▶ _What is being asked_
Below are records to repeat exactly. Omit the pictures from the copy.

• • • • •

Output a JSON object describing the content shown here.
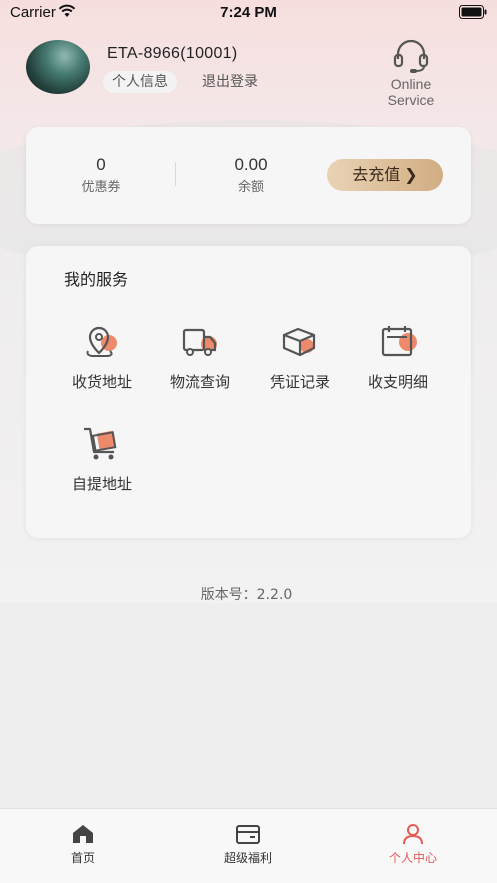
{
  "status_bar": {
    "carrier": "Carrier",
    "time": "7:24 PM"
  },
  "profile": {
    "username": "ETA-8966(10001)",
    "personal_info_label": "个人信息",
    "logout_label": "退出登录",
    "service_label_1": "Online",
    "service_label_2": "Service"
  },
  "wallet": {
    "coupon_value": "0",
    "coupon_label": "优惠券",
    "balance_value": "0.00",
    "balance_label": "余额",
    "recharge_label": "去充值"
  },
  "services": {
    "title": "我的服务",
    "items": [
      {
        "label": "收货地址",
        "icon": "location-icon"
      },
      {
        "label": "物流查询",
        "icon": "truck-icon"
      },
      {
        "label": "凭证记录",
        "icon": "box-icon"
      },
      {
        "label": "收支明细",
        "icon": "calendar-icon"
      },
      {
        "label": "自提地址",
        "icon": "cart-icon"
      }
    ]
  },
  "version": "版本号：2.2.0",
  "tabbar": {
    "items": [
      {
        "label": "首页",
        "icon": "home-icon"
      },
      {
        "label": "超级福利",
        "icon": "wallet-icon"
      },
      {
        "label": "个人中心",
        "icon": "user-icon",
        "active": true
      }
    ]
  },
  "colors": {
    "accent": "#e45b55",
    "icon_accent": "#ee8a6c",
    "recharge_start": "#e9d3b5",
    "recharge_end": "#d1ad82"
  }
}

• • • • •

▶ _Task answer_
Output a JSON object describing the content shown here.
{
  "status_bar": {
    "carrier": "Carrier",
    "time": "7:24 PM"
  },
  "profile": {
    "username": "ETA-8966(10001)",
    "personal_info_label": "个人信息",
    "logout_label": "退出登录",
    "service_label_1": "Online",
    "service_label_2": "Service"
  },
  "wallet": {
    "coupon_value": "0",
    "coupon_label": "优惠券",
    "balance_value": "0.00",
    "balance_label": "余额",
    "recharge_label": "去充值"
  },
  "services": {
    "title": "我的服务",
    "items": [
      {
        "label": "收货地址",
        "icon": "location-icon"
      },
      {
        "label": "物流查询",
        "icon": "truck-icon"
      },
      {
        "label": "凭证记录",
        "icon": "box-icon"
      },
      {
        "label": "收支明细",
        "icon": "calendar-icon"
      },
      {
        "label": "自提地址",
        "icon": "cart-icon"
      }
    ]
  },
  "version": "版本号：2.2.0",
  "tabbar": {
    "items": [
      {
        "label": "首页",
        "icon": "home-icon"
      },
      {
        "label": "超级福利",
        "icon": "wallet-icon"
      },
      {
        "label": "个人中心",
        "icon": "user-icon",
        "active": true
      }
    ]
  },
  "colors": {
    "accent": "#e45b55",
    "icon_accent": "#ee8a6c",
    "recharge_start": "#e9d3b5",
    "recharge_end": "#d1ad82"
  }
}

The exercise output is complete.